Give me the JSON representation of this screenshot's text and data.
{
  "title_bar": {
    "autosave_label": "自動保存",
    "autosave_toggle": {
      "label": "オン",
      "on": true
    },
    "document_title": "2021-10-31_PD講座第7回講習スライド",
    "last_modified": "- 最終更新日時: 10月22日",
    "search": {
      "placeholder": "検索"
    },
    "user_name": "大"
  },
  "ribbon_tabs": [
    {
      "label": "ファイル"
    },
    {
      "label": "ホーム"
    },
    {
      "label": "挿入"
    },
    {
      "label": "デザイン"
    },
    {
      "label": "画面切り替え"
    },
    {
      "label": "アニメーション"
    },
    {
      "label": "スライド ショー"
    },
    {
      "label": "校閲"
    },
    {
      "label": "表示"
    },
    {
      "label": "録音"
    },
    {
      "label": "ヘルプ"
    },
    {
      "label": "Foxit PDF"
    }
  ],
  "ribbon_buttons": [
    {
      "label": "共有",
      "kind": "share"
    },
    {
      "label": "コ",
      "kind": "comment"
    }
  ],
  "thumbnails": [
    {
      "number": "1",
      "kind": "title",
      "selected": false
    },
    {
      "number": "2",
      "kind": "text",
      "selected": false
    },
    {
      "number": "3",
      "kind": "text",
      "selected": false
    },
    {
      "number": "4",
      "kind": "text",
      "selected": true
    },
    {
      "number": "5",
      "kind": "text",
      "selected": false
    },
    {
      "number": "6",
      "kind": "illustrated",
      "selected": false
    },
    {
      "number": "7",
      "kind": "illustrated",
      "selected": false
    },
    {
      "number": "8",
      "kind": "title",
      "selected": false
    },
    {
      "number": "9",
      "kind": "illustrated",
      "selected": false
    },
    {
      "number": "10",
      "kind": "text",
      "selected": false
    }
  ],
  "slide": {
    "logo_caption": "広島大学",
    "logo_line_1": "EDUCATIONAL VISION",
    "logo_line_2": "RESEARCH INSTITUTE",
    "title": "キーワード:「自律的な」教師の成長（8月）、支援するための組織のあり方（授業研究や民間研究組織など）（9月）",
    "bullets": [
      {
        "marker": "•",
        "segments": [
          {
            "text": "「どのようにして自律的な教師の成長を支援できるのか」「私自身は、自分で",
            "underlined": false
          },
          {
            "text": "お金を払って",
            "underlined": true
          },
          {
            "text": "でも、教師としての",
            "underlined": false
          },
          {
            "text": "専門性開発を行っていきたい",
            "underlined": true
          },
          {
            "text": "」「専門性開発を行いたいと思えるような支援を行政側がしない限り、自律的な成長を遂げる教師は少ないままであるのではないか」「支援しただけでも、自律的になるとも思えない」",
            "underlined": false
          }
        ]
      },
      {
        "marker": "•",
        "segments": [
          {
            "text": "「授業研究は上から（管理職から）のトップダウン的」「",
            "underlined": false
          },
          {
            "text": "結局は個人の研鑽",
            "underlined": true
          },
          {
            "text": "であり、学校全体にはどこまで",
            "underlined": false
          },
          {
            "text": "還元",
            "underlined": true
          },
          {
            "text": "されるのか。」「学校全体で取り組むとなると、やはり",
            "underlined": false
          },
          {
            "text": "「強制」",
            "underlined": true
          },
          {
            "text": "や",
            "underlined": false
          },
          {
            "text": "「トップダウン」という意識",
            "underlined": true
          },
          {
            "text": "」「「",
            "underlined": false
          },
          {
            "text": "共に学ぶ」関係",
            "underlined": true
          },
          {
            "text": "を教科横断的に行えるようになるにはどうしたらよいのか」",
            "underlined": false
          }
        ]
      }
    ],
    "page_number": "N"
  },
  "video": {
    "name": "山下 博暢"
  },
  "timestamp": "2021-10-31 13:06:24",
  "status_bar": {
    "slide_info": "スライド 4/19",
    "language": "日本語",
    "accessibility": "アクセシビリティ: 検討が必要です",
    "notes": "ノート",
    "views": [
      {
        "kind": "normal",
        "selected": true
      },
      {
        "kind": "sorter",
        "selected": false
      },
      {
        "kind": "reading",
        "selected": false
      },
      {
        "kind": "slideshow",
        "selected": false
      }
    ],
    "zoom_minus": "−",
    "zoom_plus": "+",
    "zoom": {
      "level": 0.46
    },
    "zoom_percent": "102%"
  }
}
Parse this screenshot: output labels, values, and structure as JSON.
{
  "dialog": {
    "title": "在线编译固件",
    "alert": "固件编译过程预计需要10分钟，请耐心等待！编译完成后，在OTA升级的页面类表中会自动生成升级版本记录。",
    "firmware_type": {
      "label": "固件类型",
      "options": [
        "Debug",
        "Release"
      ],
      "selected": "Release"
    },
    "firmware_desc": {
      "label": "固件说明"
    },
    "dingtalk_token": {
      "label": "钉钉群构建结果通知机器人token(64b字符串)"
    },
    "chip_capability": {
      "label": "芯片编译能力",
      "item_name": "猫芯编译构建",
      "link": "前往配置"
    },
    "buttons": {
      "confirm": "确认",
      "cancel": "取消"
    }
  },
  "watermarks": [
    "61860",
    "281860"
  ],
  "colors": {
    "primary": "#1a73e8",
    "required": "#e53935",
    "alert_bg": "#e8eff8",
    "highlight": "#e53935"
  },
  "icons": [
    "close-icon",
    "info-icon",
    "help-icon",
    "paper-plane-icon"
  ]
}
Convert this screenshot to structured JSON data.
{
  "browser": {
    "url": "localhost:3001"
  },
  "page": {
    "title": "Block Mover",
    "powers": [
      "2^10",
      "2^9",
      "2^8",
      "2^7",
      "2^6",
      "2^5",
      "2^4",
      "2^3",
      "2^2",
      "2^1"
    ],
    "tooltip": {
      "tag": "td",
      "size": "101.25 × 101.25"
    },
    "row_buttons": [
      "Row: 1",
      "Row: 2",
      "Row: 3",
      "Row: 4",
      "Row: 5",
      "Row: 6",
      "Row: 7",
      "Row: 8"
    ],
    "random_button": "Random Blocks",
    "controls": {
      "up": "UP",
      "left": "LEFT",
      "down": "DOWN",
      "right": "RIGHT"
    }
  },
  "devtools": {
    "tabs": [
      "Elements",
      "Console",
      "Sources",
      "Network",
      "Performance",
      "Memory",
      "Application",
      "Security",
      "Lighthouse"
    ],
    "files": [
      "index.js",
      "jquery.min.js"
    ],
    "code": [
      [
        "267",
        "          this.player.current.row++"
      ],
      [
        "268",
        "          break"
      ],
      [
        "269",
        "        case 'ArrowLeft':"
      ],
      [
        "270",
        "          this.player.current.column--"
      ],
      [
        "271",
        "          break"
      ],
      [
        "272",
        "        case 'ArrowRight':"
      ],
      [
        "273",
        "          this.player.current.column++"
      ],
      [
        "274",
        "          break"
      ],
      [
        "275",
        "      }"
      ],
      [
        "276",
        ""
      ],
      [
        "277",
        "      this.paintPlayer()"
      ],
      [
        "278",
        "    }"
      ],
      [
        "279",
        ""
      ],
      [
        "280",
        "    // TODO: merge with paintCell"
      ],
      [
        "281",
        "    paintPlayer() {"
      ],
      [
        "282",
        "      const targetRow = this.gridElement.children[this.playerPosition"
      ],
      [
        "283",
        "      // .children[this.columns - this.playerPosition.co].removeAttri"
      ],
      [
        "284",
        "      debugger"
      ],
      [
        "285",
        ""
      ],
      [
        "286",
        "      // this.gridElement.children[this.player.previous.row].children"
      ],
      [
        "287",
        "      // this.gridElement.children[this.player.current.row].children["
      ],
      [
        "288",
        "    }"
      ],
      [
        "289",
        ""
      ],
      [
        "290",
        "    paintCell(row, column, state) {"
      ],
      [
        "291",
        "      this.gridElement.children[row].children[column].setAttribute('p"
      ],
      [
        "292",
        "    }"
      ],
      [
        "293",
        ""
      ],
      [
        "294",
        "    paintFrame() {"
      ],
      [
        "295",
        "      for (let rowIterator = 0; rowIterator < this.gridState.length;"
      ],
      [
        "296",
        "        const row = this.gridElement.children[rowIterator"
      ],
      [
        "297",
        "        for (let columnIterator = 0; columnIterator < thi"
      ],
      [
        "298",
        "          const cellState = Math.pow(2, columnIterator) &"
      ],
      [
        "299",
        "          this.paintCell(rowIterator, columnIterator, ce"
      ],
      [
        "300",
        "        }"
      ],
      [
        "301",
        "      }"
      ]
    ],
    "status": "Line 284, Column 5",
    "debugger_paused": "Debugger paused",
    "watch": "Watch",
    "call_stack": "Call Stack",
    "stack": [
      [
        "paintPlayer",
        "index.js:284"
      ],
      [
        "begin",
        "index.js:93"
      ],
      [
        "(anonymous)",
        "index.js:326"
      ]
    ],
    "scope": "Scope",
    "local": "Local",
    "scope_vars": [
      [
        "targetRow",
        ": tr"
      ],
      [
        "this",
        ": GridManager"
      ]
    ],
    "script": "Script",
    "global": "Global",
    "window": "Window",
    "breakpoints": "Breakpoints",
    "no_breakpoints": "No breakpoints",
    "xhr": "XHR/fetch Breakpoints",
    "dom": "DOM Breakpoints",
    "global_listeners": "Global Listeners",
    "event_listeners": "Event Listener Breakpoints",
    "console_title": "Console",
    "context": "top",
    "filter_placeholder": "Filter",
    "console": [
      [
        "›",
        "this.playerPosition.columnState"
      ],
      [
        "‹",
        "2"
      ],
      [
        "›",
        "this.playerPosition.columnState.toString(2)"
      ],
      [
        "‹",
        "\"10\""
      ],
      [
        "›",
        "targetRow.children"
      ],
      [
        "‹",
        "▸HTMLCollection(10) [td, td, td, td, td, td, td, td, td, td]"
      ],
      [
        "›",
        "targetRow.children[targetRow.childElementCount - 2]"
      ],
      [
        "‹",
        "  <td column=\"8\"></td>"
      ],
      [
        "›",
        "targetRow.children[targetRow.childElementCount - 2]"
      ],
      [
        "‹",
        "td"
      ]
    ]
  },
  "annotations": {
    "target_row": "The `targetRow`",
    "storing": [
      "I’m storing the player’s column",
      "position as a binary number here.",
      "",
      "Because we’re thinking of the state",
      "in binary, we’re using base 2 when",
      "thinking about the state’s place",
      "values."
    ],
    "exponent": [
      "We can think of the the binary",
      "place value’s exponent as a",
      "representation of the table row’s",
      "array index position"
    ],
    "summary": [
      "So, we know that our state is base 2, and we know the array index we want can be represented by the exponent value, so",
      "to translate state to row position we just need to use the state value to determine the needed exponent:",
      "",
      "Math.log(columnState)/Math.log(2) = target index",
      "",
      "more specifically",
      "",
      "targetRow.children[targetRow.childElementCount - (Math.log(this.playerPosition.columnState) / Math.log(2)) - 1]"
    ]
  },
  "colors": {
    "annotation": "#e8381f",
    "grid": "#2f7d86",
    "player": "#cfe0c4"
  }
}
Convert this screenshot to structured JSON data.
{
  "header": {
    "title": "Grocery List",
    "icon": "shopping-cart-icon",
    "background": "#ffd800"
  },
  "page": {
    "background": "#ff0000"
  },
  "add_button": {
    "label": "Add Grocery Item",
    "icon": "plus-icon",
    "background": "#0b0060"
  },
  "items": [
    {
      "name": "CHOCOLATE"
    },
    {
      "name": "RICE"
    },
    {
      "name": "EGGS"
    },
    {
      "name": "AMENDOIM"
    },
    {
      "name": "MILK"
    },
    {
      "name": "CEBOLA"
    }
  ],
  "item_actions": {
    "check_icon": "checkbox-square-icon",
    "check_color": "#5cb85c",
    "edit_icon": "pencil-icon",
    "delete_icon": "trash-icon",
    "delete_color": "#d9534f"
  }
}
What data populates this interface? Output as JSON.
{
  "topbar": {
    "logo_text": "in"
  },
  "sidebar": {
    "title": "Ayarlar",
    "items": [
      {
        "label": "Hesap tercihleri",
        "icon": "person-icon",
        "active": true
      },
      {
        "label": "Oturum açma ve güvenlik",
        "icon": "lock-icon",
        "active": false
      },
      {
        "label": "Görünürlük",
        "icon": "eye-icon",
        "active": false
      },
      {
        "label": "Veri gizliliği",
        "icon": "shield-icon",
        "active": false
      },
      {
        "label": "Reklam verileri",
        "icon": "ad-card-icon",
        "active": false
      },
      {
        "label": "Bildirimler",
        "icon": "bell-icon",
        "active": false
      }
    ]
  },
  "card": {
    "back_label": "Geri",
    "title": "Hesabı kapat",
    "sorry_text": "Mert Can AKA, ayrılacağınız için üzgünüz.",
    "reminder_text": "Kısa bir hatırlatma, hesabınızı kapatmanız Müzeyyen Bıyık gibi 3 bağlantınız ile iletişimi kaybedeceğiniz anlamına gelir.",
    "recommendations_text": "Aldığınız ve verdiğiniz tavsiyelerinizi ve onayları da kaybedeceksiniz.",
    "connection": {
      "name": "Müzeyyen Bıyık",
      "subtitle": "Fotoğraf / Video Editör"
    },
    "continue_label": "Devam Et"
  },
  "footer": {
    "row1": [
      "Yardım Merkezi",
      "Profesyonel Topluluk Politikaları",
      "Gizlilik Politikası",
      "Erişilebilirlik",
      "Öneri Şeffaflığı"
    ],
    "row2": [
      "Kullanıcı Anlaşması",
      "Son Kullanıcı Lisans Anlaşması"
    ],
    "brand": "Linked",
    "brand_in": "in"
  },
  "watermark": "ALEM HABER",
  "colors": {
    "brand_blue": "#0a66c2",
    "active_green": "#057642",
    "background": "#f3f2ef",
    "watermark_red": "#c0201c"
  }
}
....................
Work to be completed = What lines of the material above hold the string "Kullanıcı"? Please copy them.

Answer to the exercise =
      "Kullanıcı Anlaşması",
      "Son Kullanıcı Lisans Anlaşması"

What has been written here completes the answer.